Many maps were introduced in evidence. Nineteen of these maps were dated in 1850 or prior, the earliest being dated 1775, being a Spanish map by Ayala. Four of the maps were dated in 1850. Of these three were made by Ringgold of the United States Navy, and the other was a United States Coast Survey map. From this evidence it is quite possible to infer that Mare Island included the land in question. Approximately thirty maps dated from 1851 to 1931 were also introduced. In all but two or three of these maps Mare Island is depicted as including the land in controversy.
There was also introduced in evidence a plat showing cross-sections of the land in controversy. The line of the mean high tide is shown and the line of the surface of the land is depicted by using notes of surveys made in 1850 to 1852. The plat is some evidence that the land in controversy was, in 1850, higher than the line of mean high tide.
Some of the foregoing evidence is inadmissible, and with respect thereto consideration has been given to it herein for historic purposes only, some of it of only slight probative effect, but, considering the difficulty now of proving the extent of the island at the time of the confirmation, I believe that the admissible evidence before us shows that the land in controversy was at such time above the line of mean high tide, as the trial court held.
In United States v. Pacheco, 2 Wall.(69 U.S.) 587, 590, 17 L.Ed. 865, it is said: "By the common law, the shore of the sea, and, of course, of arms of the sea, is the land between ordinary high and low-water mark, the land over which the daily tides ebb and flow. When, therefore, the sea, or a bay, is named as a boundary, the line of ordinary high-water mark is always intended where the common law prevails."
The decree of confirmation, stating the boundary as "the water's edge," would therefore mean the line of mean high tide, and such a description would include the land in question.
V. Other Questions.
Appellee contends, also, that from the time of the cession until the grant was finally confirmed or rejected, the lands ceded were reserved, and therefore could not pass to the state under the Swamp Act.
In San Francisco v. Le Roy, 138 U.S. 656, 670, 11 S.Ct. 364, 368, 34 L.Ed. 1096, it was said that the Swamp Act "was never intended to apply to lands held by the United States charged with any equitable claims of others, which they were bound by treaty to protect." Appellee also contends that the evidence shows possession of the land in question by Castro, which is an equitable claim (without the necessity of considering the decree), and therefore the land could not pass to the state.
Discussion of these questions is unnecessary in view of the conclusion I have heretofore reached.
In retrospect it seems to me that appellants' concessions on rehearing have made it impossible to legally support a title in appellants.

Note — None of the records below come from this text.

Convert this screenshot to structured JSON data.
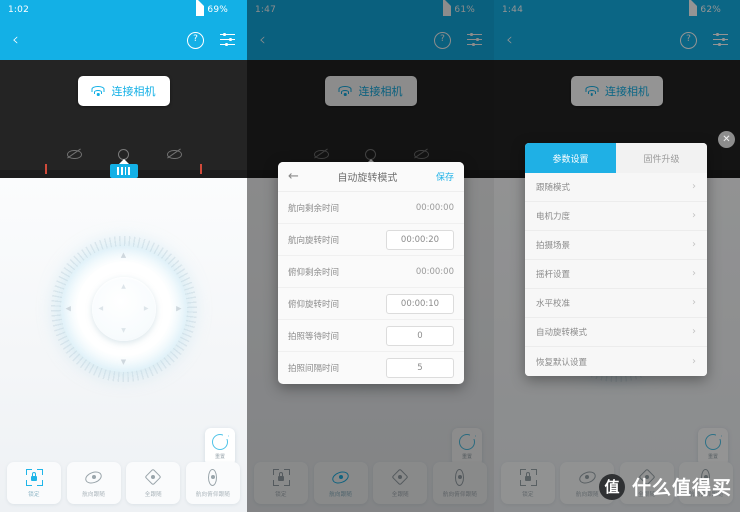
{
  "panels": [
    {
      "id": "panel-connect",
      "status": {
        "time": "1:02",
        "battery": "69%",
        "icons": [
          "location-pin-icon",
          "sd-card-icon",
          "signal-icon",
          "battery-icon"
        ]
      },
      "appbar": {
        "back": "‹",
        "help": "?",
        "menu": "menu-icon"
      },
      "connect_button": {
        "label": "连接相机",
        "icon": "wifi-icon"
      },
      "reset_card": {
        "label": "重置",
        "icon": "reset-icon"
      },
      "dial": {
        "up": "▲",
        "down": "▼",
        "left": "◀",
        "right": "▶"
      },
      "tabs": [
        {
          "label": "锁定",
          "icon": "lock-frame-icon",
          "active": true
        },
        {
          "label": "航向跟随",
          "icon": "eye-diamond-icon",
          "active": false
        },
        {
          "label": "全跟随",
          "icon": "four-way-icon",
          "active": false
        },
        {
          "label": "航向俯仰跟随",
          "icon": "vertical-eye-icon",
          "active": false
        }
      ]
    },
    {
      "id": "panel-auto-rotate",
      "status": {
        "time": "1:47",
        "battery": "61%"
      },
      "connect_button": {
        "label": "连接相机",
        "icon": "wifi-icon"
      },
      "dialog": {
        "title": "自动旋转模式",
        "back": "←",
        "save": "保存",
        "rows": [
          {
            "label": "航向剩余时间",
            "value": "00:00:00",
            "boxed": false
          },
          {
            "label": "航向旋转时间",
            "value": "00:00:20",
            "boxed": true
          },
          {
            "label": "俯仰剩余时间",
            "value": "00:00:00",
            "boxed": false
          },
          {
            "label": "俯仰旋转时间",
            "value": "00:00:10",
            "boxed": true
          },
          {
            "label": "拍照等待时间",
            "value": "0",
            "boxed": true
          },
          {
            "label": "拍照间隔时间",
            "value": "5",
            "boxed": true
          }
        ]
      },
      "tabs": [
        {
          "label": "锁定",
          "icon": "lock-frame-icon",
          "active": false
        },
        {
          "label": "航向跟随",
          "icon": "eye-diamond-icon",
          "active": true
        },
        {
          "label": "全跟随",
          "icon": "four-way-icon",
          "active": false
        },
        {
          "label": "航向俯仰跟随",
          "icon": "vertical-eye-icon",
          "active": false
        }
      ]
    },
    {
      "id": "panel-settings",
      "status": {
        "time": "1:44",
        "battery": "62%"
      },
      "connect_button": {
        "label": "连接相机",
        "icon": "wifi-icon"
      },
      "sheet": {
        "tabs": [
          {
            "label": "参数设置",
            "active": true
          },
          {
            "label": "固件升级",
            "active": false
          }
        ],
        "close": "✕",
        "items": [
          {
            "label": "跟随模式",
            "chevron": "›"
          },
          {
            "label": "电机力度",
            "chevron": "›"
          },
          {
            "label": "拍摄场景",
            "chevron": "›"
          },
          {
            "label": "摇杆设置",
            "chevron": "›"
          },
          {
            "label": "水平校准",
            "chevron": "›"
          },
          {
            "label": "自动旋转模式",
            "chevron": "›"
          },
          {
            "label": "恢复默认设置",
            "chevron": "›"
          }
        ]
      },
      "tabs": [
        {
          "label": "锁定",
          "icon": "lock-frame-icon",
          "active": false
        },
        {
          "label": "航向跟随",
          "icon": "eye-diamond-icon",
          "active": false
        },
        {
          "label": "全跟随",
          "icon": "four-way-icon",
          "active": false
        },
        {
          "label": "航向俯仰跟随",
          "icon": "vertical-eye-icon",
          "active": false
        }
      ]
    }
  ],
  "watermark": {
    "logo": "值",
    "text": "什么值得买"
  },
  "colors": {
    "accent": "#13b0e6",
    "dark": "#242424",
    "light": "#f4f6f8"
  }
}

The decision of the District Court should be affirmed.
For the reasons above set forth, I dissent from the majority opinion as amended and from the order denying the petition for rehearing.